In the U.S., Christmas involves both religious and secular elements; it is celebrated by both religious and nonreligious Americans. Christmas became a federal holiday in 1870 under President Ulysses Grant. Prior to it becoming an official holiday, Christmas was celebrated in a much different fashion. In the first half on the 19th century, Christmas was celebrated differently by communities across the country. It was celebrated as a religious holiday by Christians. It was also celebrated with parties, music, drinking and eating. In the mid 1800s, many Americans started to follow the European traditions of Christmas trees and giving gifts. By the end of the 1800s Americans embraced decorating trees, caroling, baking and shopping. Since then a variety of factors, including advertising and marketing, have led to Christmas becoming the holiday it is today.

Now Christmas is perhaps the most commercialized holiday. This year, holiday retail sales are predicted to be around $680.4 billion. In 2016, holiday retail sales amounted to about $655.8 billion. This is a sharp increase from the year 2000, when sales were $399. 53 billion. With the exception of the economic recession in 2008, holiday retail sales have been rising since 2000.

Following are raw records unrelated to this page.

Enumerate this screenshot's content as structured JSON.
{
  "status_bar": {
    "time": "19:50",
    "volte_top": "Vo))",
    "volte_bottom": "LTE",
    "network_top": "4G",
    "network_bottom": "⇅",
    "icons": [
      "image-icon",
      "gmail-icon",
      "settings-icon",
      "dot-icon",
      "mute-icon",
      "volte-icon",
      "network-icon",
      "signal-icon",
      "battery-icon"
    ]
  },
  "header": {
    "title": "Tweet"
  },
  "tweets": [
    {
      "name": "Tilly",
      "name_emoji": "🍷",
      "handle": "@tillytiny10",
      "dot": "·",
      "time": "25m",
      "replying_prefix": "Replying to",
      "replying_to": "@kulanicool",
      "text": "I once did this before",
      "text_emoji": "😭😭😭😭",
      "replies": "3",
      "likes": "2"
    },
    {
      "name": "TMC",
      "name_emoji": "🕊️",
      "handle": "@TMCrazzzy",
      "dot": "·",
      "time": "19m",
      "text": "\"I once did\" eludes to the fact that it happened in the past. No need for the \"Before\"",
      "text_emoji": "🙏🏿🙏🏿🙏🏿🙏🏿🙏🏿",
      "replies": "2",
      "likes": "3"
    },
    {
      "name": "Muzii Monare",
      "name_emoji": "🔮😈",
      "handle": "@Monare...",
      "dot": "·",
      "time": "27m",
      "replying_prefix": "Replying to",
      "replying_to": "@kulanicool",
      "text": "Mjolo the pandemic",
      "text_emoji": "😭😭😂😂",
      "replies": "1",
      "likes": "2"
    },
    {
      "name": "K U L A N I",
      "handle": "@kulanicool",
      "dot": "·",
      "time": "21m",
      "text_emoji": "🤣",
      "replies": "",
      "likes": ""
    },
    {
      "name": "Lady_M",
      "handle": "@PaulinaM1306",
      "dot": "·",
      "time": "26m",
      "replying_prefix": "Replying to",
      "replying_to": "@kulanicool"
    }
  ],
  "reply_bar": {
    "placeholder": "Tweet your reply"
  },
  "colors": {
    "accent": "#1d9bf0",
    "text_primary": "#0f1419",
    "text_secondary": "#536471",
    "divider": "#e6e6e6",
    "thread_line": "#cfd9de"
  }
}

There are many factors that have fed Christmas’ increased commercialization. A large one is the pride of the North Pole: Santa Claus. In the early 1900s, Santa was a spooky-looking character, unlike the jolly bearded image pasted throughout stores nowadays. Coca Cola is credited for producing the Santa that Americans know and love. They began producing ads containing Santa in 1920. Coca Cola commissioned illustrator Haddon Sundblom to create a more wholesome, jolly Santa for their advertisements. By 1931 Santa appeared in Coke ads in popular magazines. Santa has become an integral part of Christmas, appearing in ads, movies and books. His face is plastered on wrapping paper; he can be found in the mall and motivates children to behave so they will receive presents from him under their Christmas tree.

Another Christmas character that has led to the commercialism of Christmas is Santa’s friend Rudolph the Red Nosed Reindeer. America’s favorite reindeer came from a marketing campaign in 1939 by retail company Montgomery Wards. Robert L. May, a company advertising copywriter, wrote the book. Since then Rudolph has become a Christmas staple. The television special came out in 1964 and the movie came out in 1998. Rudolph has been apart of other movies and is one of the most commercialized Christmas characters.

Fictional persona are not the only elements that have added to Christmas becoming more materialistic. The act of gift giving has become one of the major aspects of Christmas. Black Friday and Cyber Monday have increased and encouraged shopping for Christmas presents. Christmas cards are also a part of the Christmas market.  Decorations such as lights and wreaths, along with wrapping paper, claim people’s money. A grand aspect of Christmas’ commercialism is how much money Americans spend on Christmas each and every year.

Christmas has also turned into more of a cultural holiday in the U.S.; it is no longer a purely religious event. A study done by Pew Research Center found that about 81% of non-Christians celebrate Christmas. The survey also found that Americans of other faiths celebrate; nearly three-quarters of Asian-American Buddhists and Hindus commemorate Christmas. Overall, the American Christmas has become less of a religious holiday and more of a commercial one. Both Christians and non-Christians participate in the commercial aspect of Christmas, but non-Christians do not celebrate the religious significance.

Even though Christmas has become more commercialized, it is still a great holiday to spend time with friends and family. The holiday cheer spills into people’s homes and brings them joy as the New Year approaches. Christmas cards and cookies tend to put smiles on people’s faces. Watching Rudolph the Red Nosed Reindeer while sipping hot chocolate out of a snowman mug can be a simple, yet great, pleasure. The commercialization of Christmas has led to parts of the holiday season that everyone can enjoy.

Print Friendly, PDF & Email